“I am impressed with a judge who spends as much time as Redden has understanding the issues,” Dukes said. At one point, Redden specifically told the federal agencies to put more time and money into restoring fish habitat in the river’s tributaries and estuary.
“That came from somebody who had spent some time looking at the science and who understood what had to be done, in his opinion, to make a difference,” said Dukes.
Terry Flores, director of the Northwest River partners, which represents farmers, utilities, ports and businesses that rely on the federal dams, said the judge left his mark on the case after he rejected the 2004 dam management plan. The feds appealed his ruling to the Ninth Circuit Court of Appeals, and the Court sided with Redden. Afterward, Redden ordered the “sovereign” parties in the case – including the feds, states and tribes – to work together on the next plan. By 2008, all the states except Oregon and all the tribes except the Nez Perce had switched positions to support the government’s case.
“Whatever you think about Judge Redden,” Flores said. “It’s because of him that there is so much more collaboration than we’ve ever seen from the region before.”
But, she said, Redden was notoriously hard to please.
“People were trying to meet and satisfy what the judge was looking for,” said Flores. “They were genuinely trying to satisfy him. And they never could meet his standards. The bar kept shifting.”
Redden had his critics right up to his last ruling in August last year, when he rejected the latest dam management plan (also known as the Biological Opinion, or BiOp), saying it didn’t do enough to guarantee salmon survival past 2014.
U.S. Rep Doc Hastings, R-WA, called him an “activist judge.”
“With this ruling, Judge Redden has gone farther than ever before in substituting his decades as a lawyer for the combined wisdom of hundreds of biologists and scientists at the federal, state and tribal agencies that joined together to develop this broad, collaborative fish recovery plan,” Hastings said. “Despite broad, collaborative agreement on a recovery plan and years of record, or near record, fish returns, the Pacific Northwest is entrapped in a never-ending circle of litigation and judicial whim. At some point, reason and common sense need to prevail over an activist judge who is intent on keeping dam removal on the table and keeping this issue tied up in his courtroom for years.”

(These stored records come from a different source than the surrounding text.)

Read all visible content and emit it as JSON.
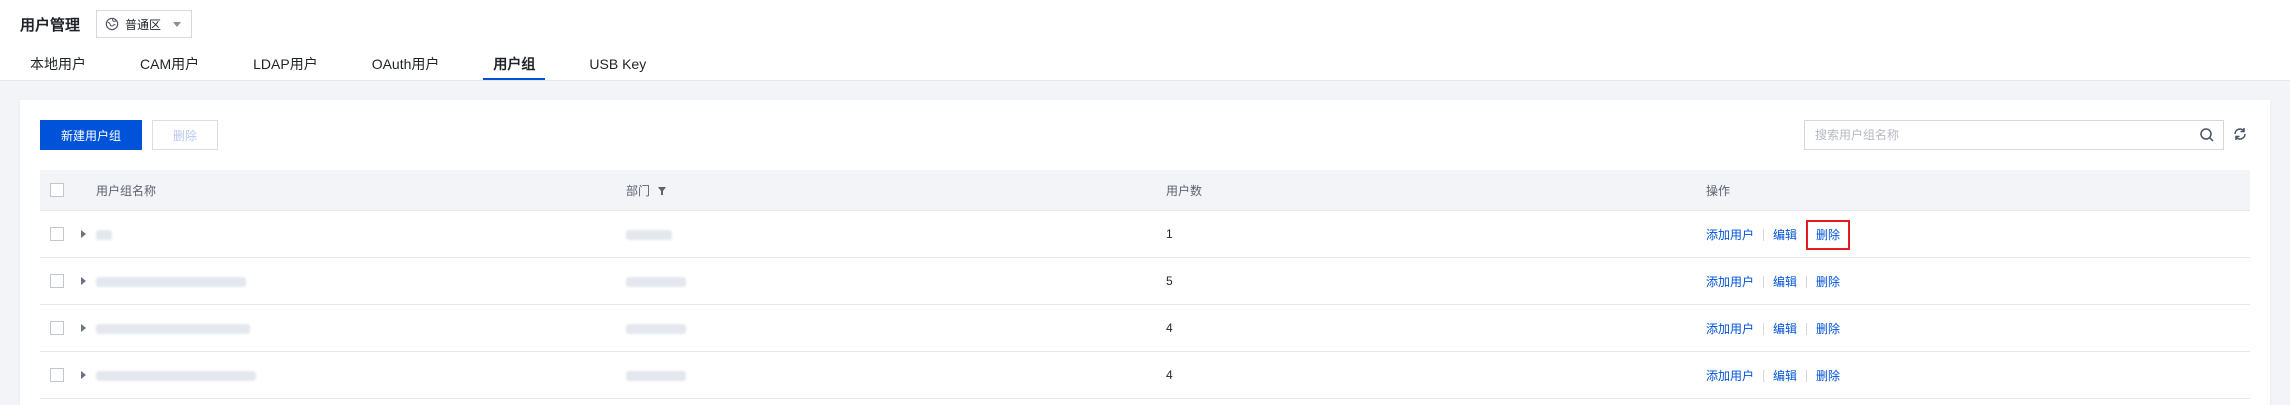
{
  "header": {
    "title": "用户管理",
    "region": "普通区"
  },
  "tabs": [
    {
      "label": "本地用户",
      "active": false
    },
    {
      "label": "CAM用户",
      "active": false
    },
    {
      "label": "LDAP用户",
      "active": false
    },
    {
      "label": "OAuth用户",
      "active": false
    },
    {
      "label": "用户组",
      "active": true
    },
    {
      "label": "USB Key",
      "active": false
    }
  ],
  "toolbar": {
    "new_label": "新建用户组",
    "delete_label": "删除",
    "search_placeholder": "搜索用户组名称"
  },
  "table": {
    "headers": {
      "name": "用户组名称",
      "dept": "部门",
      "count": "用户数",
      "ops": "操作"
    },
    "rows": [
      {
        "count": "1"
      },
      {
        "count": "5"
      },
      {
        "count": "4"
      },
      {
        "count": "4"
      }
    ],
    "row_actions": {
      "add_user": "添加用户",
      "edit": "编辑",
      "delete": "删除"
    }
  },
  "colors": {
    "accent": "#0052d9",
    "highlight": "#e31d1d"
  }
}
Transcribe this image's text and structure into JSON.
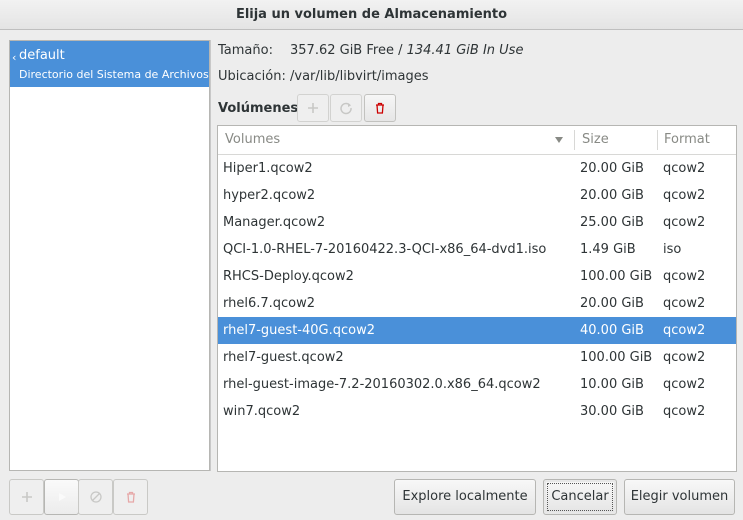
{
  "window": {
    "title": "Elija un volumen de Almacenamiento"
  },
  "pools": [
    {
      "name": "default",
      "type": "Directorio del Sistema de Archivos",
      "selected": true
    }
  ],
  "details": {
    "size_label": "Tamaño:",
    "free": "357.62 GiB Free",
    "separator": " / ",
    "in_use": "134.41 GiB In Use",
    "location_label": "Ubicación:",
    "location": "/var/lib/libvirt/images",
    "volumes_label": "Volúmenes"
  },
  "volume_toolbar": [
    {
      "icon": "add-icon",
      "enabled": false
    },
    {
      "icon": "refresh-icon",
      "enabled": false
    },
    {
      "icon": "delete-icon",
      "enabled": true,
      "color": "#cc0000"
    }
  ],
  "table": {
    "columns": [
      "Volumes",
      "Size",
      "Format"
    ],
    "rows": [
      {
        "name": "Hiper1.qcow2",
        "size": "20.00 GiB",
        "format": "qcow2"
      },
      {
        "name": "hyper2.qcow2",
        "size": "20.00 GiB",
        "format": "qcow2"
      },
      {
        "name": "Manager.qcow2",
        "size": "25.00 GiB",
        "format": "qcow2"
      },
      {
        "name": "QCI-1.0-RHEL-7-20160422.3-QCI-x86_64-dvd1.iso",
        "size": "1.49 GiB",
        "format": "iso"
      },
      {
        "name": "RHCS-Deploy.qcow2",
        "size": "100.00 GiB",
        "format": "qcow2"
      },
      {
        "name": "rhel6.7.qcow2",
        "size": "20.00 GiB",
        "format": "qcow2"
      },
      {
        "name": "rhel7-guest-40G.qcow2",
        "size": "40.00 GiB",
        "format": "qcow2",
        "selected": true
      },
      {
        "name": "rhel7-guest.qcow2",
        "size": "100.00 GiB",
        "format": "qcow2"
      },
      {
        "name": "rhel-guest-image-7.2-20160302.0.x86_64.qcow2",
        "size": "10.00 GiB",
        "format": "qcow2"
      },
      {
        "name": "win7.qcow2",
        "size": "30.00 GiB",
        "format": "qcow2"
      }
    ]
  },
  "pool_toolbar": [
    {
      "icon": "add-icon",
      "enabled": false
    },
    {
      "icon": "play-icon",
      "enabled": true
    },
    {
      "icon": "stop-icon",
      "enabled": false
    },
    {
      "icon": "delete-icon",
      "enabled": false
    }
  ],
  "buttons": {
    "browse_local": "Explore localmente",
    "cancel": "Cancelar",
    "choose": "Elegir volumen"
  },
  "colors": {
    "selection": "#4a90d9",
    "delete": "#cc0000"
  }
}
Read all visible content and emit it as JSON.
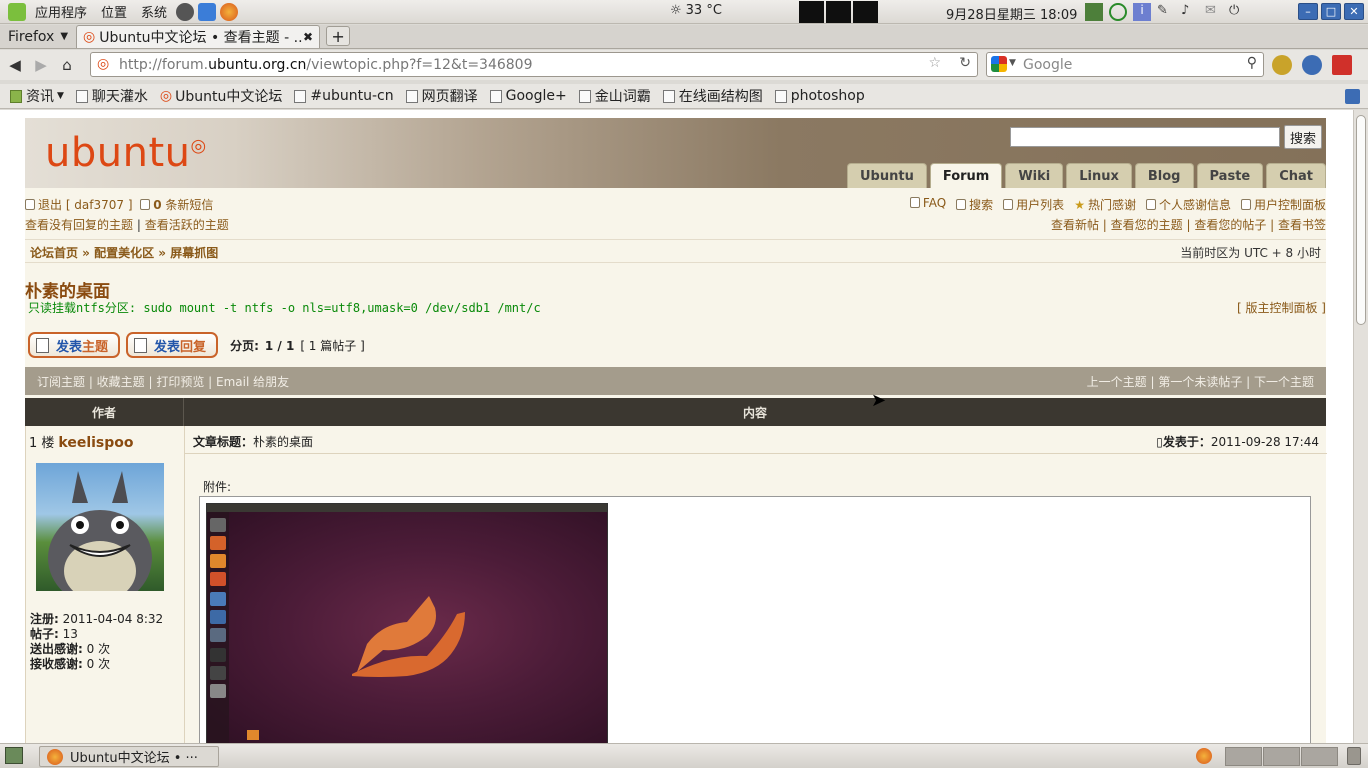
{
  "panel": {
    "menus": [
      "应用程序",
      "位置",
      "系统"
    ],
    "weather": "33 °C",
    "clock": "9月28日星期三 18:09"
  },
  "browser": {
    "menu_label": "Firefox",
    "tab_title": "Ubuntu中文论坛 • 查看主题 - ...",
    "url_prefix": "http://forum.",
    "url_domain": "ubuntu.org.cn",
    "url_suffix": "/viewtopic.php?f=12&t=346809",
    "search_placeholder": "Google",
    "bookmarks": [
      "资讯",
      "聊天灌水",
      "Ubuntu中文论坛",
      "#ubuntu-cn",
      "网页翻译",
      "Google+",
      "金山词霸",
      "在线画结构图",
      "photoshop"
    ]
  },
  "site": {
    "logo": "ubuntu",
    "search_button": "搜索",
    "tabs": [
      "Ubuntu",
      "Forum",
      "Wiki",
      "Linux",
      "Blog",
      "Paste",
      "Chat"
    ],
    "active_tab": "Forum",
    "logout": "退出 [ daf3707 ]",
    "pm_count": "0",
    "pm_label": "条新短信",
    "unanswered": "查看没有回复的主题",
    "active": "查看活跃的主题",
    "right_links": [
      "FAQ",
      "搜索",
      "用户列表",
      "热门感谢",
      "个人感谢信息",
      "用户控制面板"
    ],
    "view_links": "查看新帖 | 查看您的主题 | 查看您的帖子 | 查看书签",
    "breadcrumb": "论坛首页 » 配置美化区 » 屏幕抓图",
    "timezone": "当前时区为 UTC + 8 小时"
  },
  "topic": {
    "title": "朴素的桌面",
    "description": "只读挂载ntfs分区: sudo mount -t ntfs -o nls=utf8,umask=0 /dev/sdb1 /mnt/c",
    "mod_panel": "[ 版主控制面板 ]",
    "new_topic_a": "发表",
    "new_topic_b": "主题",
    "reply_a": "发表",
    "reply_b": "回复",
    "paging_label": "分页:",
    "paging_value": "1 / 1",
    "post_count": "[ 1 篇帖子 ]",
    "tools_left": "订阅主题 | 收藏主题 | 打印预览 | Email 给朋友",
    "tools_right": "上一个主题 | 第一个未读帖子 | 下一个主题",
    "col_author": "作者",
    "col_content": "内容"
  },
  "post": {
    "floor": "1 楼",
    "author": "keelispoo",
    "subject_label": "文章标题：",
    "subject": "朴素的桌面",
    "date_label": "发表于：",
    "date": "2011-09-28 17:44",
    "attachment_label": "附件:",
    "stats": [
      {
        "label": "注册:",
        "value": "2011-04-04 8:32"
      },
      {
        "label": "帖子:",
        "value": "13"
      },
      {
        "label": "送出感谢:",
        "value": "0 次"
      },
      {
        "label": "接收感谢:",
        "value": "0 次"
      }
    ]
  },
  "taskbar": {
    "window_title": "Ubuntu中文论坛 • ···"
  }
}
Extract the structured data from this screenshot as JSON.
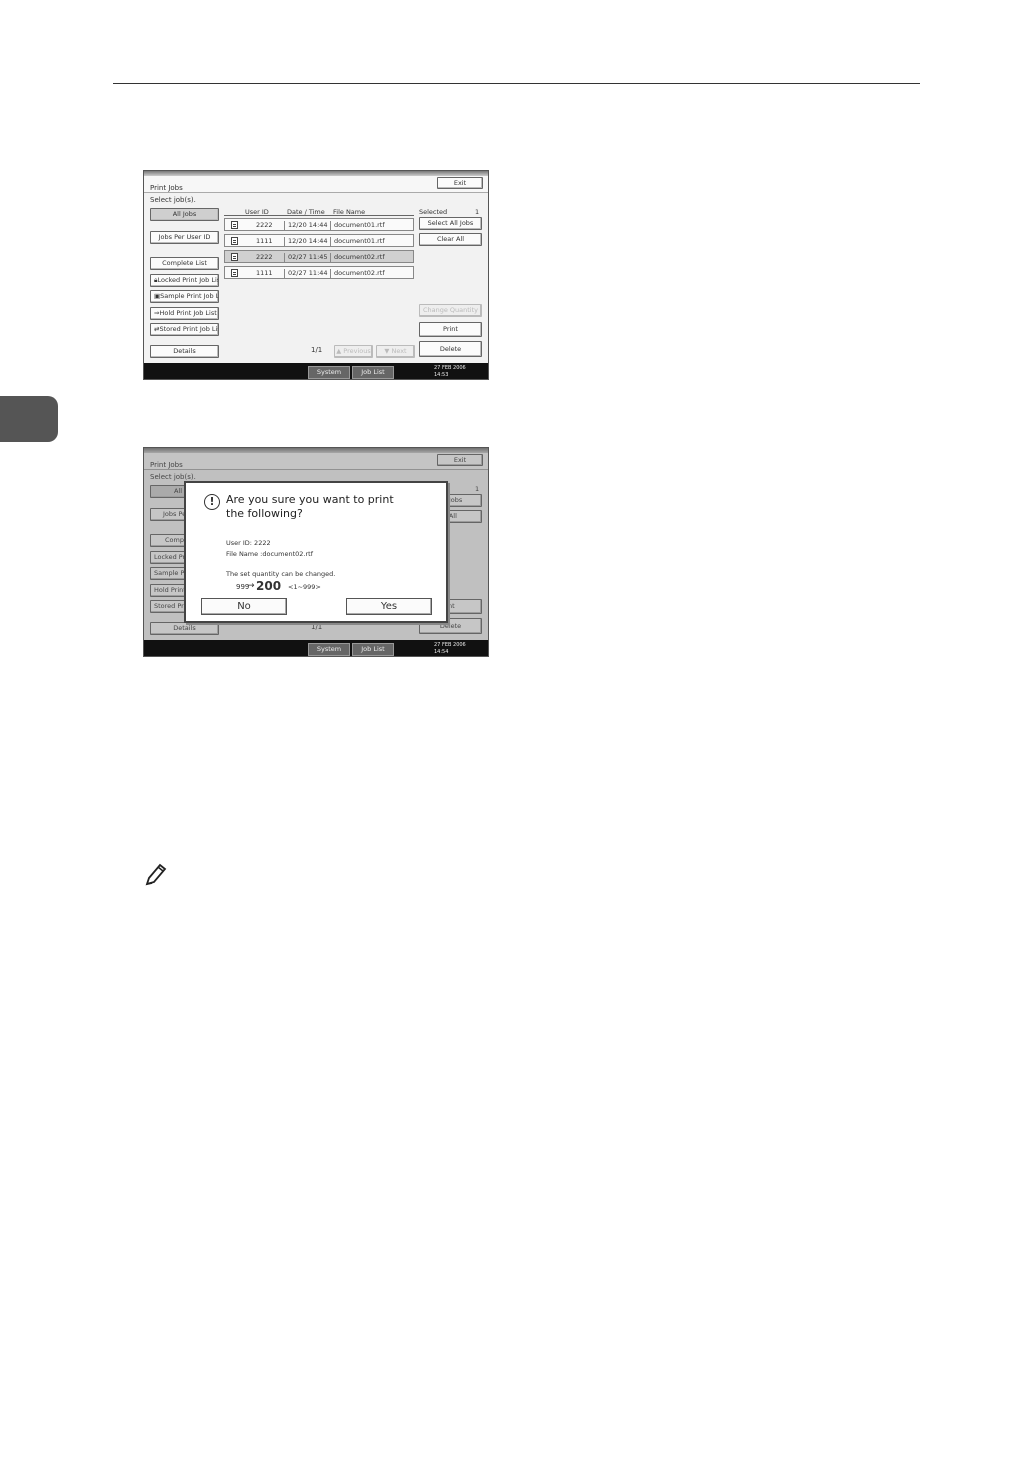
{
  "screen": {
    "title": "Print Jobs",
    "exit_label": "Exit",
    "select_label": "Select job(s).",
    "left_buttons": {
      "all_jobs": "All Jobs",
      "jobs_per_user": "Jobs Per User ID",
      "complete_list": "Complete List",
      "locked": "Locked Print Job List",
      "sample": "Sample Print Job List",
      "hold": "Hold Print Job List",
      "stored": "Stored Print Job List",
      "details": "Details"
    },
    "columns": {
      "user_id": "User ID",
      "datetime": "Date / Time",
      "file_name": "File Name"
    },
    "jobs": [
      {
        "user": "2222",
        "datetime": "12/20 14:44",
        "file": "document01.rtf",
        "selected": false
      },
      {
        "user": "1111",
        "datetime": "12/20 14:44",
        "file": "document01.rtf",
        "selected": false
      },
      {
        "user": "2222",
        "datetime": "02/27 11:45",
        "file": "document02.rtf",
        "selected": true
      },
      {
        "user": "1111",
        "datetime": "02/27 11:44",
        "file": "document02.rtf",
        "selected": false
      }
    ],
    "selected_label": "Selected",
    "selected_count": "1",
    "select_all": "Select All Jobs",
    "clear_all": "Clear All",
    "change_disabled": "Change Quantity",
    "print": "Print",
    "delete": "Delete",
    "page": "1/1",
    "prev": "▲ Previous",
    "next": "▼ Next",
    "bar": {
      "system_status": "System Status",
      "job_list": "Job List",
      "date_1": "27 FEB   2006",
      "time_1": "14:53",
      "date_2": "27 FEB   2006",
      "time_2": "14:54"
    }
  },
  "dialog": {
    "question_line1": "Are you sure you want to print",
    "question_line2": "the following?",
    "user_line": "User ID: 2222",
    "file_line": "File Name :document02.rtf",
    "quantity_note": "The set quantity can be changed.",
    "old_quantity": "999",
    "arrow": "→",
    "new_quantity": "200",
    "range": "<1~999>",
    "no": "No",
    "yes": "Yes"
  },
  "background_fragments": {
    "all": "All",
    "jobs_pe": "Jobs Pe",
    "compl": "Compl",
    "locked_pr": "Locked Pri",
    "sample_pr": "Sample Pr",
    "hold_prin": "Hold Print",
    "stored_pr": "Stored Pri",
    "all_jobs": "All Jobs",
    "r_all": "r All",
    "int": "int",
    "select_trunc": "Select job(s)."
  }
}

The Judge v. The ESA
Dan Rohlf, a Lewis and Clark Law School professor who also worked as a lawyer for environmental groups in the case, there has long been speculation as to whether Redden’s personal views on salmon affected how he handled the case. But he said there’s actually proof the judge didn’t overstep his bounds.
“There is quite the well-defined mechanism to determine whether Redden correctly interpreted the law, and that’s called the Ninth Circuit Court of Appeals,” Rohlf said. “His decisions have been appealed, and they have been upheld. Other appellate judges – including those outside of Oregon – have agreed Redden has correctly interpreted the law.”
Although federal dam managers suggested they might appeal Redden’s rejection of the latest BiOp last August, they released a statement in November with a promise to continue working on improvements to the plan so it’s ready for the Judge Michael Simon to assess in 2014.
Redden said he enjoyed the case, though it was tough to get federal dam managers to change their ways.
“It’s frustration from everybody,” he said, “but particularly for the judge in charge of this because you know what the law is. You know they know what the law is, but it’s very difficult to make a change.”
And although he has no regrets, he said he thinks the federal agencies will be better off under a new judge.
“I think it’s a good idea because I’ve been pretty tough on some of them and maybe too much,” he said. “That gave them the right to rebound and say, ‘It’s the judge.’ No, it’s the Endangered Species Act.”